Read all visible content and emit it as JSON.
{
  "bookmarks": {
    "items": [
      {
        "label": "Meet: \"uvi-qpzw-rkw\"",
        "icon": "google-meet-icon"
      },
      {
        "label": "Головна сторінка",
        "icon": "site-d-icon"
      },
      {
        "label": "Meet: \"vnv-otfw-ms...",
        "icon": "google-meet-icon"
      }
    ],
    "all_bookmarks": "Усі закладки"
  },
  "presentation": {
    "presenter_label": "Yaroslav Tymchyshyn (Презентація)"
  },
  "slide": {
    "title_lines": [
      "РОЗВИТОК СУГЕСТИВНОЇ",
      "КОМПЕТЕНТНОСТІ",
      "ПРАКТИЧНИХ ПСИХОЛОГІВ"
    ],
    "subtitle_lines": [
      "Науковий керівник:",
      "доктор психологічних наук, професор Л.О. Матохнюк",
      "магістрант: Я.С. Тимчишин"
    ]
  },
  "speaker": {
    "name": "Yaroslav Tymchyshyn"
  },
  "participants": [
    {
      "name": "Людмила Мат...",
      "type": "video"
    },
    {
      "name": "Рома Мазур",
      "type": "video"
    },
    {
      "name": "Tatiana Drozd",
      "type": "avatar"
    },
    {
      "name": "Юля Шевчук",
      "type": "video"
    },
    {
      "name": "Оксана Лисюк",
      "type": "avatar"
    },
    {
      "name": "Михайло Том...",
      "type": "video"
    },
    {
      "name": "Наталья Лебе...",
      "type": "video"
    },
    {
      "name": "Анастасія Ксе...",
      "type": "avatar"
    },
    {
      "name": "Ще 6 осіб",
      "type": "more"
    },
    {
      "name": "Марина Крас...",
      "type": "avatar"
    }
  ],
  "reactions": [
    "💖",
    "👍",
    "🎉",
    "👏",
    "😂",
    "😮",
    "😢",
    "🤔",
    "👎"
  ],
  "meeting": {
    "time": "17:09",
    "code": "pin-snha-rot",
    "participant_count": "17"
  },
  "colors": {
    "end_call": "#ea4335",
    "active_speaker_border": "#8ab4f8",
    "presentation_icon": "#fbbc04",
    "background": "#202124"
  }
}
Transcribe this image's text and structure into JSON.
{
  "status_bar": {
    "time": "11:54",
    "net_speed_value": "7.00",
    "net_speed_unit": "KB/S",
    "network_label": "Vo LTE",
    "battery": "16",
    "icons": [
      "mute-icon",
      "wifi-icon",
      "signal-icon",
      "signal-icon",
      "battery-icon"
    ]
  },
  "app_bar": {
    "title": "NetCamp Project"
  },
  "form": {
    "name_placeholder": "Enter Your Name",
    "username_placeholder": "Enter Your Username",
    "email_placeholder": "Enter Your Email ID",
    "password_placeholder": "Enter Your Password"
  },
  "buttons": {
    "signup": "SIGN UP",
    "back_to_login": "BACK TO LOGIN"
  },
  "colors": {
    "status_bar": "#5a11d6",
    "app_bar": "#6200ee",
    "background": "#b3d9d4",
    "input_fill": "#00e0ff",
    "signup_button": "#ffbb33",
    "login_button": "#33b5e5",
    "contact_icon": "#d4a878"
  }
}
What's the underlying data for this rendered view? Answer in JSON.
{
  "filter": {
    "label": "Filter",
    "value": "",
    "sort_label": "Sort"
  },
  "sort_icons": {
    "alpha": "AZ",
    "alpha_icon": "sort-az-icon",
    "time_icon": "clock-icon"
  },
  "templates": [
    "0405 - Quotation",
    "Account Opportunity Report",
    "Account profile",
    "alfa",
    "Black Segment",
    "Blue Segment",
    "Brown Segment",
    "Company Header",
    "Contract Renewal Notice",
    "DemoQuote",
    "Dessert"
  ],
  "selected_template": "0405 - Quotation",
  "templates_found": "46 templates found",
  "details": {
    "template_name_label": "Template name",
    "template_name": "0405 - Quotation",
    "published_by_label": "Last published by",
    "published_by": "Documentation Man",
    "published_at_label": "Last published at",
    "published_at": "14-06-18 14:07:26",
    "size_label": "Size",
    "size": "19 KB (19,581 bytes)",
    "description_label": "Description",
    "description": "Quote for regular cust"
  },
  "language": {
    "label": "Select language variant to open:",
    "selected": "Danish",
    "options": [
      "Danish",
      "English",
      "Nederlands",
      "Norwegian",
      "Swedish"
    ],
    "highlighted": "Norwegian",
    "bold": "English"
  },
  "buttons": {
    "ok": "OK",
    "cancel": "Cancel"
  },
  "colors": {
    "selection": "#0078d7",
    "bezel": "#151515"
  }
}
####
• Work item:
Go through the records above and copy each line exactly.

• The completed task:
Read all visible content and emit it as JSON.
{
  "bookmarks": {
    "items": [
      {
        "label": "Meet: \"uvi-qpzw-rkw\"",
        "icon": "google-meet-icon"
      },
      {
        "label": "Головна сторінка",
        "icon": "site-d-icon"
      },
      {
        "label": "Meet: \"vnv-otfw-ms...",
        "icon": "google-meet-icon"
      }
    ],
    "all_bookmarks": "Усі закладки"
  },
  "presentation": {
    "presenter_label": "Yaroslav Tymchyshyn (Презентація)"
  },
  "slide": {
    "title_lines": [
      "РОЗВИТОК СУГЕСТИВНОЇ",
      "КОМПЕТЕНТНОСТІ",
      "ПРАКТИЧНИХ ПСИХОЛОГІВ"
    ],
    "subtitle_lines": [
      "Науковий керівник:",
      "доктор психологічних наук, професор Л.О. Матохнюк",
      "магістрант: Я.С. Тимчишин"
    ]
  },
  "speaker": {
    "name": "Yaroslav Tymchyshyn"
  },
  "participants": [
    {
      "name": "Людмила Мат...",
      "type": "video"
    },
    {
      "name": "Рома Мазур",
      "type": "video"
    },
    {
      "name": "Tatiana Drozd",
      "type": "avatar"
    },
    {
      "name": "Юля Шевчук",
      "type": "video"
    },
    {
      "name": "Оксана Лисюк",
      "type": "avatar"
    },
    {
      "name": "Михайло Том...",
      "type": "video"
    },
    {
      "name": "Наталья Лебе...",
      "type": "video"
    },
    {
      "name": "Анастасія Ксе...",
      "type": "avatar"
    },
    {
      "name": "Ще 6 осіб",
      "type": "more"
    },
    {
      "name": "Марина Крас...",
      "type": "avatar"
    }
  ],
  "reactions": [
    "💖",
    "👍",
    "🎉",
    "👏",
    "😂",
    "😮",
    "😢",
    "🤔",
    "👎"
  ],
  "meeting": {
    "time": "17:09",
    "code": "pin-snha-rot",
    "participant_count": "17"
  },
  "colors": {
    "end_call": "#ea4335",
    "active_speaker_border": "#8ab4f8",
    "presentation_icon": "#fbbc04",
    "background": "#202124"
  }
}
Transcribe this image's text and structure into JSON.
{
  "status_bar": {
    "time": "11:54",
    "net_speed_value": "7.00",
    "net_speed_unit": "KB/S",
    "network_label": "Vo LTE",
    "battery": "16",
    "icons": [
      "mute-icon",
      "wifi-icon",
      "signal-icon",
      "signal-icon",
      "battery-icon"
    ]
  },
  "app_bar": {
    "title": "NetCamp Project"
  },
  "form": {
    "name_placeholder": "Enter Your Name",
    "username_placeholder": "Enter Your Username",
    "email_placeholder": "Enter Your Email ID",
    "password_placeholder": "Enter Your Password"
  },
  "buttons": {
    "signup": "SIGN UP",
    "back_to_login": "BACK TO LOGIN"
  },
  "colors": {
    "status_bar": "#5a11d6",
    "app_bar": "#6200ee",
    "background": "#b3d9d4",
    "input_fill": "#00e0ff",
    "signup_button": "#ffbb33",
    "login_button": "#33b5e5",
    "contact_icon": "#d4a878"
  }
}
What's the underlying data for this rendered view? Answer in JSON.
{
  "filter": {
    "label": "Filter",
    "value": "",
    "sort_label": "Sort"
  },
  "sort_icons": {
    "alpha": "AZ",
    "alpha_icon": "sort-az-icon",
    "time_icon": "clock-icon"
  },
  "templates": [
    "0405 - Quotation",
    "Account Opportunity Report",
    "Account profile",
    "alfa",
    "Black Segment",
    "Blue Segment",
    "Brown Segment",
    "Company Header",
    "Contract Renewal Notice",
    "DemoQuote",
    "Dessert"
  ],
  "selected_template": "0405 - Quotation",
  "templates_found": "46 templates found",
  "details": {
    "template_name_label": "Template name",
    "template_name": "0405 - Quotation",
    "published_by_label": "Last published by",
    "published_by": "Documentation Man",
    "published_at_label": "Last published at",
    "published_at": "14-06-18 14:07:26",
    "size_label": "Size",
    "size": "19 KB (19,581 bytes)",
    "description_label": "Description",
    "description": "Quote for regular cust"
  },
  "language": {
    "label": "Select language variant to open:",
    "selected": "Danish",
    "options": [
      "Danish",
      "English",
      "Nederlands",
      "Norwegian",
      "Swedish"
    ],
    "highlighted": "Norwegian",
    "bold": "English"
  },
  "buttons": {
    "ok": "OK",
    "cancel": "Cancel"
  },
  "colors": {
    "selection": "#0078d7",
    "bezel": "#151515"
  }
}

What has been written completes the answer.